The New York Times reported Sept. 8 that a local registrar had issued two releases that incorrectly suggested dire consequences for the university’s students who registered to vote there, including the possibility they no longer could be claimed as dependents on their parents’ tax returns.
My first reaction to this news was a thought about how online networks of students can counteract these kinds of “mistakes.” For example, this is the link to the New Voters Project that is mentioned in the McClatchy article. This organization is active on Facebook and MySpace, and has collected information about voting rights, links to state election offices, as well as a list of related links.
It isn’t just that the Internet is a great vehicle for distributing information. The Internet promotes a curiosity about information because it provides access to multiple sources of information. The availability of additional information encourages people to investigate information for themselves. For example, I plan to take a closer look at the New Voters Project when I have more time available, and search for additional sources of information to add to this post. It feels incomplete to have only one main source of information and I am sure that other useful resources exist.
update: The Obama/Biden website has a Voter Registration Action Center, with links to information for each state.
The ability to widely distribute information is another layer of encouragement – not only can a variety of information be found, but an Internet user can do something with it. The individual user can find information for themselves, and they can also share what they have found with other people. Without an additional financial cost, an individual can publish what they find and promote their work using a variety of platforms and networks.
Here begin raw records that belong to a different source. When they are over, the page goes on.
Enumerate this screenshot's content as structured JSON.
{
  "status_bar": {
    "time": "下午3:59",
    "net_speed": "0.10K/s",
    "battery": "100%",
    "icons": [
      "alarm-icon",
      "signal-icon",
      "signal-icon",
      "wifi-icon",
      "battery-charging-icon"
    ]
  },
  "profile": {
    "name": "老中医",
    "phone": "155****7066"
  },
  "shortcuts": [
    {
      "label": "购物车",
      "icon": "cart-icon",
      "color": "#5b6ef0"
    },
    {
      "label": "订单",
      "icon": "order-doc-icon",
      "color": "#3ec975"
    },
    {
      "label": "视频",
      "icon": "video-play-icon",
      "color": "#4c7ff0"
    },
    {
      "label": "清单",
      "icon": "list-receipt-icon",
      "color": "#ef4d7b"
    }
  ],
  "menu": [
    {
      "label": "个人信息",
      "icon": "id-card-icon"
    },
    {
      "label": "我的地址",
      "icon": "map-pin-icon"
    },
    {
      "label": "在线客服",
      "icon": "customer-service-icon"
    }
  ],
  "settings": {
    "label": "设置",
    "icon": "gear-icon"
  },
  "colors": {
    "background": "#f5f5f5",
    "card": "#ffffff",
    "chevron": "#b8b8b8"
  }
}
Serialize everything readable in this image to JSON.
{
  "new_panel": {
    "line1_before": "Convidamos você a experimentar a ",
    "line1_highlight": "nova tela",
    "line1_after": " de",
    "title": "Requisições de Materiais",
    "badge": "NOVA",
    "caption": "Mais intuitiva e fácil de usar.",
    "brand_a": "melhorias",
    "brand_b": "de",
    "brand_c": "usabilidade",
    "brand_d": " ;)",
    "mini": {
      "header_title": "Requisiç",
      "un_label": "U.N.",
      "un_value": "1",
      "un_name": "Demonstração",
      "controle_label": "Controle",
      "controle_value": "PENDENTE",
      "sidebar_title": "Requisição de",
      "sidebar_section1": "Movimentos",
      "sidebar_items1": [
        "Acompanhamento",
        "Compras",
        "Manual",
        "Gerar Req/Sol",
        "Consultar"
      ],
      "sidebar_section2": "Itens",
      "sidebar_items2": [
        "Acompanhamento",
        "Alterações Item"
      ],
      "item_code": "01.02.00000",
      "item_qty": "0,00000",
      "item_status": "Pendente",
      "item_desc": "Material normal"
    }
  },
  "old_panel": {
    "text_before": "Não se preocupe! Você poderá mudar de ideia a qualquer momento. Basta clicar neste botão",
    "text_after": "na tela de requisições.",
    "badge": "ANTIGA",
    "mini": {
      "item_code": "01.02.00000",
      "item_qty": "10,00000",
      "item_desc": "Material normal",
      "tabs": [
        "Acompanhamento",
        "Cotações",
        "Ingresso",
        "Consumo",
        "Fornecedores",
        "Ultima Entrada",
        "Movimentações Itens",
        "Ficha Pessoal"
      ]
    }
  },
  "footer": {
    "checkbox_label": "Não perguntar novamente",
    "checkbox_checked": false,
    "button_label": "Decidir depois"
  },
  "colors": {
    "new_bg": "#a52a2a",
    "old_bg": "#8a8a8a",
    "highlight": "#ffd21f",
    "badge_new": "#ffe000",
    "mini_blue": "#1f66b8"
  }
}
The open nature and vast potential of the Internet can be a powerful motivator to an individual user to not only search for information, but to participate in the exchange of information.
This is why I believe that traditional voter suppression tactics (which rely on people being ignorant and disconnected from accurate information) will be challenged by online networks of students. The Internet empowers individuals to take meaningful action to protect their rights.
update: Google has a song about it: